[MC] Both! I spend a lot of time with Georgie and Feta, who live with my friend and fellow author/illustrator, Ruth Chan. They are both featured in Ruth’s debut picture book Where’s the Party? (2016).

Georgie and Feta

Georgie and Feta

[JM] Fact that most people don’t know about you?

[MC] I have relatives living in 9 countries! My father is from the Philippines and my mother’s parents were from Ireland. We still have many relatives in those two places, but also England, New Zealand, South Africa, India, Taiwan, Canada, and of course the US. What’s really cool is that my book is sold (or will be sold soon) in all of those countries!

[JM] You beat me, my list just went from 4 to 3! And how awesome that you are going to be published in all these nations! One word to describe yourself?

[MC] hungry

[JM] Go to snack/drink to sustain your creative juices?

[MC] Ha! I swear I didn’t read this question before I answered the last one! Chocolate.

[JM] Yeah, right!! :)

Mike can be found on his website, Facebook and on twitter.

Mike it was terrific to chat to you here on the blog and in person last weekend. I wish you all success, especially with the project you were sharing!!

 

Last Stop on Market Street – Diversity Reading Challenge 2015

 Today’s Diversity Read/Review falls into categories #1 and #2. The author Matt de la Peña  is half Mexican/half white and the illustrator Christian Robinson is African-American.10549007_812063368836968_6839586119509335608_o

marketTitle: Last Stop Market Street

Written by: Matt de la Peña

Illustrated by: Christian Robinson

Published by: G. P. Putnam’s Sons, 2015

Themes/Topics: grandmothers, gratitude, diversity, communities, imagination, urban story

Suitable for ages: 3-6

Opening: 

CJ pushed through the church doors, skipped down the steps.

The outside air smelled like freedom,                                                                                      but it also smelled like rain,                                                                                                   which freckled CJ’s shirt and dripped down his nose.
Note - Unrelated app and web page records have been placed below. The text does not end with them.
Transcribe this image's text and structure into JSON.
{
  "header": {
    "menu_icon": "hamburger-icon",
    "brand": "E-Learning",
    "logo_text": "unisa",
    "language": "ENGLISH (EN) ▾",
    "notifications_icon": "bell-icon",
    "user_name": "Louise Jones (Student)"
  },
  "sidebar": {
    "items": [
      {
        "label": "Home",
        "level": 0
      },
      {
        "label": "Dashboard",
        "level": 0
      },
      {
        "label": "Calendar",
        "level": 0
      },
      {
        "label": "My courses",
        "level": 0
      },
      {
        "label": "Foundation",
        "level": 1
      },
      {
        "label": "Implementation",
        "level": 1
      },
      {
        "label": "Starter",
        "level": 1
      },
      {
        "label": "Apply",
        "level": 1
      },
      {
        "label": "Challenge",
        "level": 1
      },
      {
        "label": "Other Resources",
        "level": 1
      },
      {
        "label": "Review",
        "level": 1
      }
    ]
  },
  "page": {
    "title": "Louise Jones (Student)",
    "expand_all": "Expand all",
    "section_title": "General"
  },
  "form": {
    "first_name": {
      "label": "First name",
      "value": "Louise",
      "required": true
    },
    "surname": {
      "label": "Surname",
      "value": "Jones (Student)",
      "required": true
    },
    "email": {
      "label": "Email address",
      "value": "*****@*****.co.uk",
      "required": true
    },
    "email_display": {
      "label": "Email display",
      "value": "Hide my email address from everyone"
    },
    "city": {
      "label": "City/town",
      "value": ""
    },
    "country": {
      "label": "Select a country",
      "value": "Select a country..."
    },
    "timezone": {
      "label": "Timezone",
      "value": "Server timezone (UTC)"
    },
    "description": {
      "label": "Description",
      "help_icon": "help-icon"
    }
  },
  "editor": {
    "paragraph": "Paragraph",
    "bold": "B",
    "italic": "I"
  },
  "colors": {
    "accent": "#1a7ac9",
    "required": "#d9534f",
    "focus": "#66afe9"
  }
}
Synopsis:

After church every Sunday, instead of messing around at home like his friends, CJ takes a bus trip across town to  a special place with his nana. This grandmother is so classy in the calm upbeat way she counters CJ’s common childhood gripes about not having things others have or having to go to a dirty part of town. Nana shows CJ the beauty of what they have, how a blind man can ‘watch the world with their ears’ or catching a glimpse of a rainbow above the soup kitchen in the dirty part of town. The relationship, journey and destination are rich with diversity and and spirit.
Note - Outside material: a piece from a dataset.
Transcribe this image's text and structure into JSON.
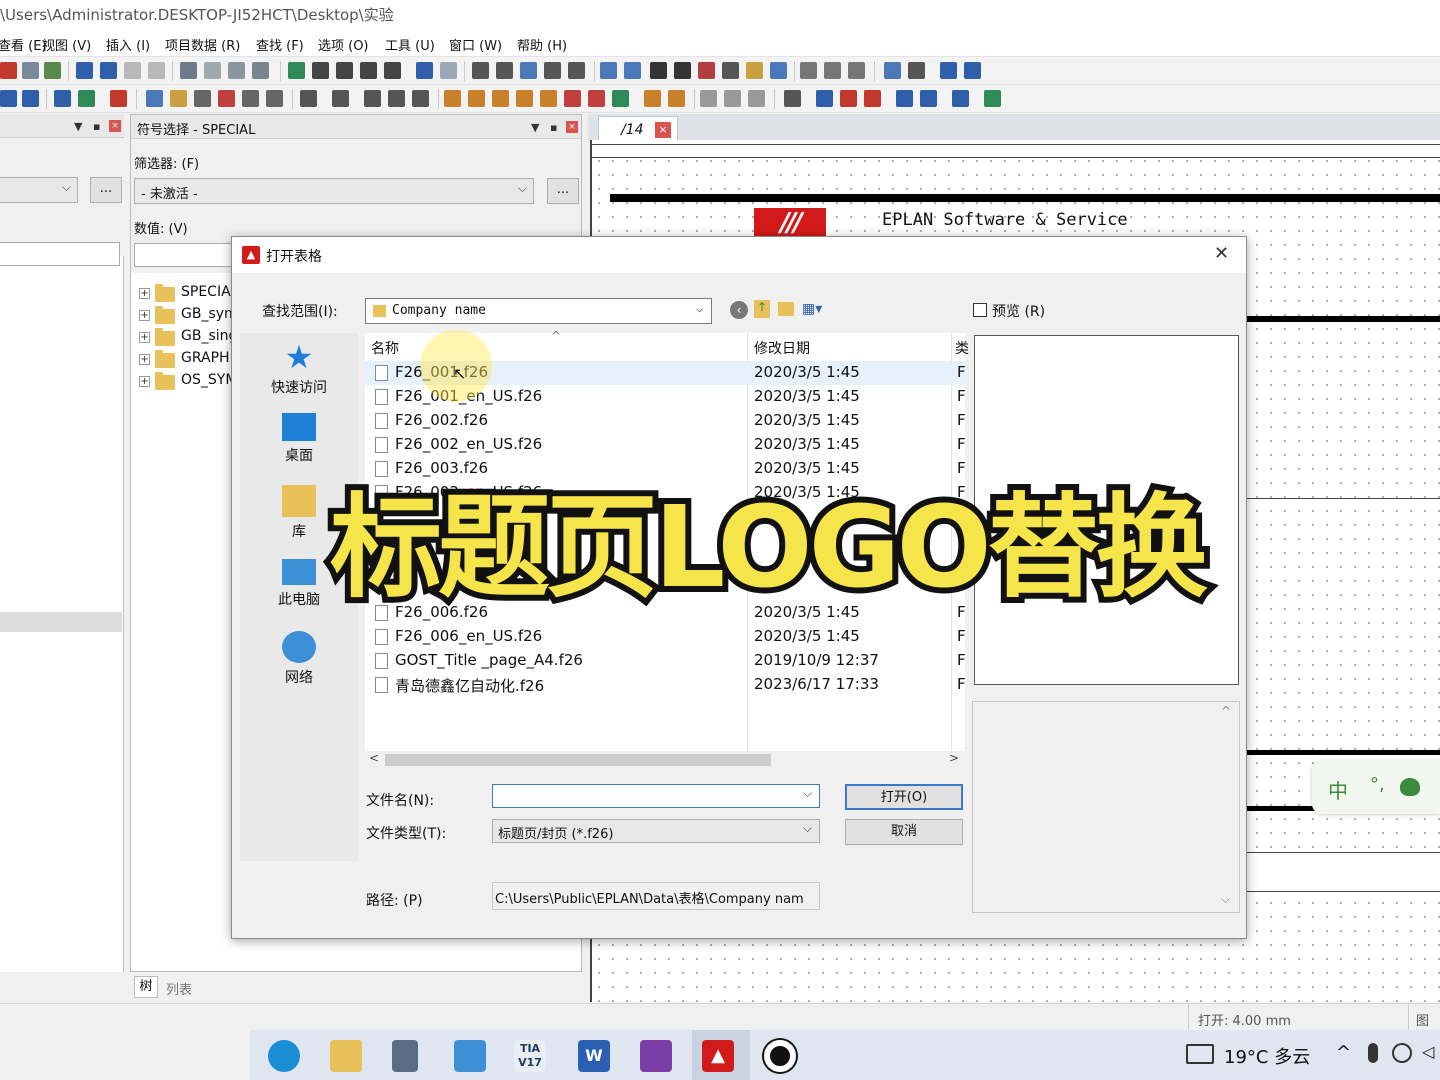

Why I like This Book:

  • One of my favorite YA (he has written other picture books too) authors paired perfectly with one of my favorite illustrators! (Christian Robinson also did GASTON by Kelly DiPucchio, JOSEPHINE: THE DAZZLING LIFE OF JOSEPHINE BAKER by Patricia Hruby Powell, and THE SMALLEST GIRL IN THE SMALLEST GRADE and the same simplicity and ADORABLE facial expressions are found in all these picture books).
  • Lengthy text for a younger picture book, which feels totally appropriate to the story.
  • Many wonderful child-friendly moments and speech (raindrops on your nose, older kids with nicer stuff than you, “Nana, how come we don’t got a car?”)
  • It is set in a vibrant diverse urban neighborhood that could be any city but makes me think of San Francisco.
  • Beautifully paced with a slow rhythm and lyrically written.
  • An awesome grandmother – calm, thoughtful, full of love and optimism.
  • Vivid, bright illustrations that I think will be particularly appealing to very young children even before they can fully engage with the story.
  • An outing to a soup kitchen. How awesome is that for a kid!
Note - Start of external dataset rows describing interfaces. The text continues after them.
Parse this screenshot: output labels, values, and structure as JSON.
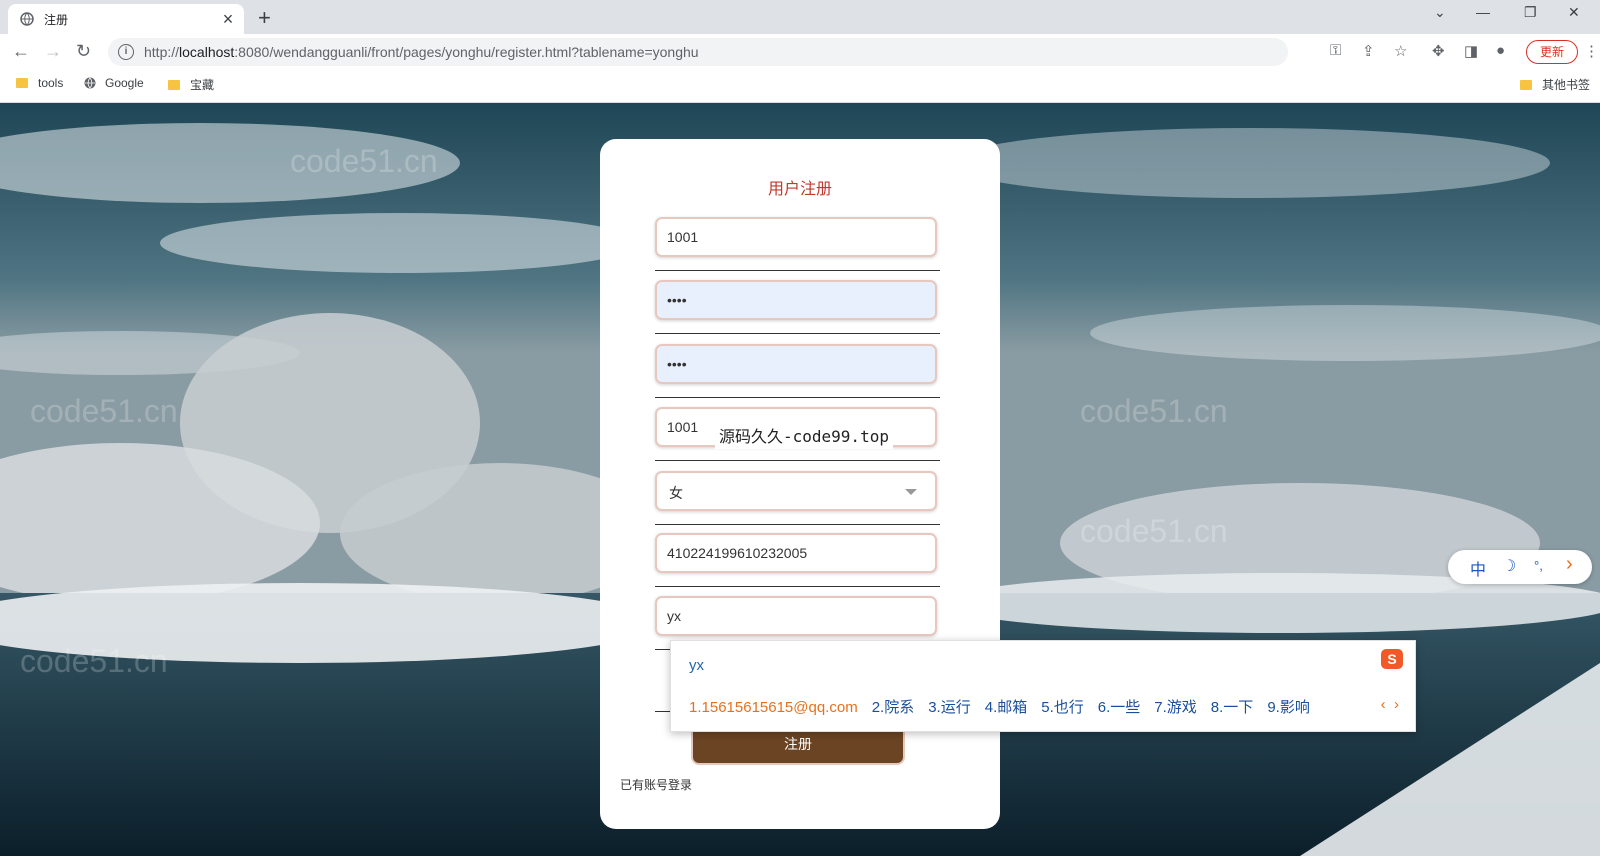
{
  "browser": {
    "tab_title": "注册",
    "tab_close": "×",
    "new_tab": "+",
    "window_controls": [
      "⌄",
      "—",
      "❐",
      "✕"
    ],
    "url_prefix": "http://",
    "url_host": "localhost",
    "url_rest": ":8080/wendangguanli/front/pages/yonghu/register.html?tablename=yonghu",
    "update_label": "更新",
    "bookmarks": [
      "tools",
      "Google",
      "宝藏"
    ],
    "other_bookmarks": "其他书签"
  },
  "form": {
    "title": "用户注册",
    "account": "1001",
    "password": "••••",
    "confirm_password": "••••",
    "name": "1001",
    "overlay": "源码久久-code99.top",
    "gender": "女",
    "id_number": "410224199610232005",
    "email_typing": "yx",
    "submit_label": "注册",
    "login_link": "已有账号登录"
  },
  "ime": {
    "composition": "yx",
    "logo": "S",
    "candidates": [
      "1.15615615615@qq.com",
      "2.院系",
      "3.运行",
      "4.邮箱",
      "5.也行",
      "6.一些",
      "7.游戏",
      "8.一下",
      "9.影响"
    ],
    "prev": "‹",
    "next": "›"
  },
  "ime_bar": {
    "lang": "中",
    "moon": "☽",
    "punct": "°,",
    "arrow": "›"
  },
  "watermark": "code51.cn",
  "colors": {
    "title_red": "#c0392b",
    "submit_brown": "#6b4423",
    "field_border": "#e7c8bf",
    "autofill_blue": "#e8f0fe"
  }
}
Activities/Resources:

Pair with NANA IN THE CITY for discussions about diversity and neighborhoods.

Take your preschoolers on public transport and do a trip to a soup kitchen.

NPR audio-interview with Matt de la Pena.